1.      Drive Medical Silver Sport Reclining Wheelchair

Drive Medical Silver Sport

The Silver Sport reclining chair from Drive Medical uses a hydraulic reclining system to allow for virtually limitless adjustments up to 180-degrees.

With calf and extended arm support, this chair allows users to safely recline to their desired position without straining muscles or joints. The leg rests can be elevated to prevent sores on the feet and calves, and they can also be swung away from the chair for easy entry and exit.

The Mag-style wheels are virtually maintenance-free and lightweight for easy use. And because the wheels are set back on the frame, this chair cannot be tipped backwards.

The nylon upholstery is comfortable, while the carbon steel frame creates an attractive look.

The durability, design and safety features of this chair make it one of our favorite models on the market.

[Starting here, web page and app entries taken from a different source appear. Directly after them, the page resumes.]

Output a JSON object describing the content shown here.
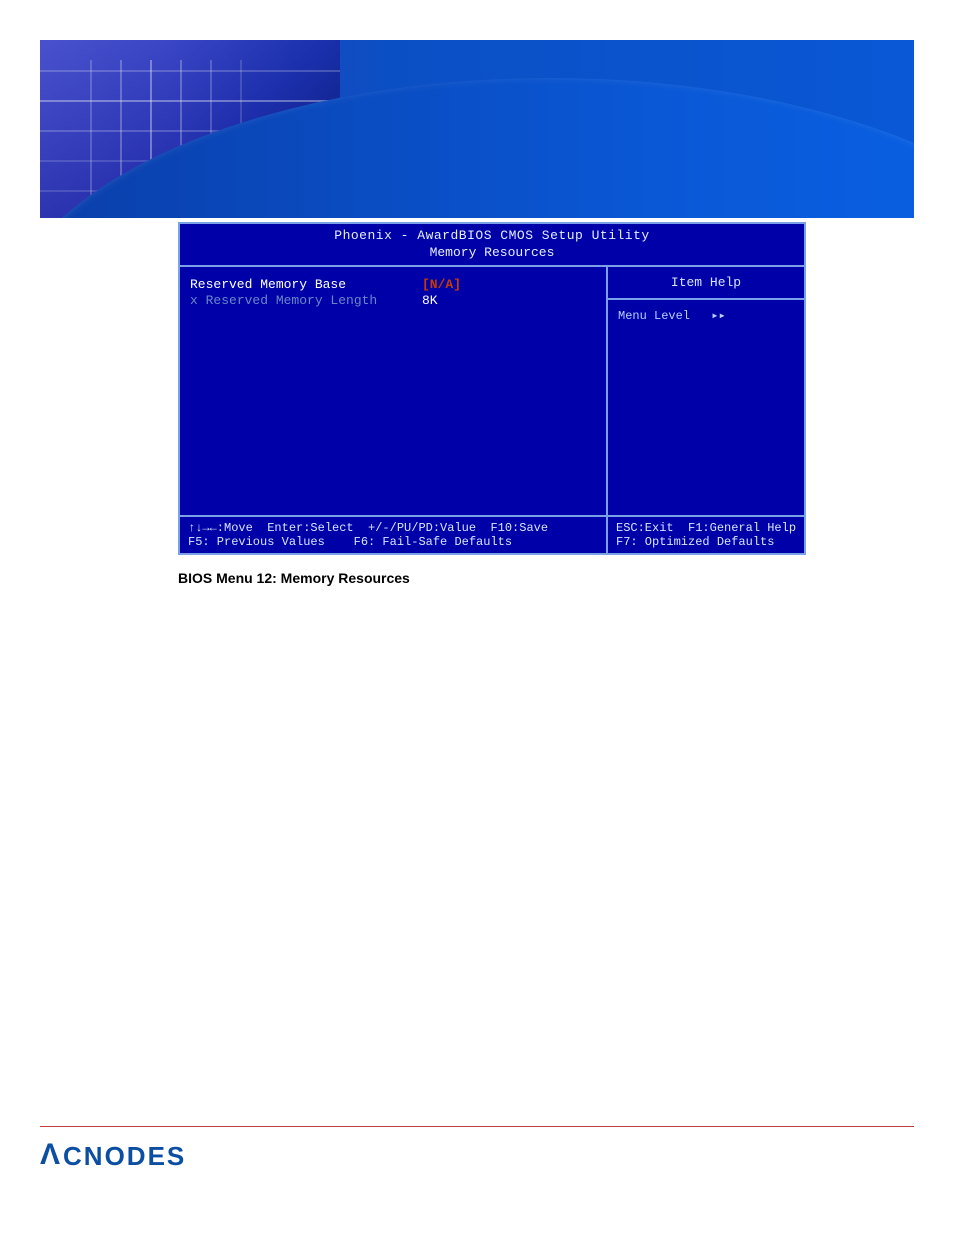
{
  "banner": {
    "alt": "decorative blue circuit banner"
  },
  "bios": {
    "title": "Phoenix - AwardBIOS CMOS Setup Utility",
    "subtitle": "Memory Resources",
    "left_items": [
      {
        "label": "Reserved Memory Base",
        "value": "[N/A]",
        "selected": true,
        "disabled": false
      },
      {
        "label": "Reserved Memory Length",
        "value": "8K",
        "selected": false,
        "disabled": true
      }
    ],
    "right": {
      "heading": "Item Help",
      "menu_level_label": "Menu Level",
      "menu_level_arrows": "▸▸"
    },
    "footer_left_line1": "↑↓→←:Move  Enter:Select  +/-/PU/PD:Value  F10:Save",
    "footer_left_line2": "F5: Previous Values    F6: Fail-Safe Defaults",
    "footer_right_line1": "ESC:Exit  F1:General Help",
    "footer_right_line2": "F7: Optimized Defaults"
  },
  "caption": "BIOS Menu 12: Memory Resources",
  "footer": {
    "brand_lambda": "Λ",
    "brand_rest": "CNODES"
  }
}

In our opinion, we feel the Drive Medical Silver Sport is the best reclining wheelchair you can buy in 2020.

Click here to learn more about the Silver Sport on Amazon.

2.      Drive Medical Sentra Reclining Wheelchair

Drive Medical Sentra

Drive Medical’s Sentra is a high back reclining wheelchair with a similar design to our previous pick. The primary difference between the two is the backrest design.

The hydraulic reclining mechanism allows you to adjust the backrest to virtually any position you please up to 180 degrees. A cushioned head immobilizer keeps the head and neck in a safe position, while the elevating leg rests prevent leg sores.

The triple carbon steel frame is highly durable, and the anti-tip wheels prevent this chair from tipping backwards. The detachable desk arms are also a convenient feature.

With a weight capacity of 450 pounds, the Sentra is a great option for virtually all users.

Click here to view pricing and availability of the Sentra on Amazon.

3.      Medline Excel Reclining Wheelchair

Medline Excel reclining wheelchair

The Medline Excel offers one thing that most reclining chairs do not: portability. When not in use, this chair can be folded up and transported wherever needed.

The dual axle design allows for easy seat height adjustment. Standard anti-tippers are built in to prevent the chair from tipping backwards, while the vinyl upholstery adds to the durability of this chair.

The arms are desk length for added convenience, while the leg rests elevate to further prevent pressure sores. The leg supports also pivot out to the side to make it easy to get in and out of the chair.

The Excel’s 300-pound weight capacity makes this model a good fit for most users. As an added bonus, the headrest is removable, so you can customize the comfort level of this chair.

Click here to learn more about the Medline Excel reclining wheelchair.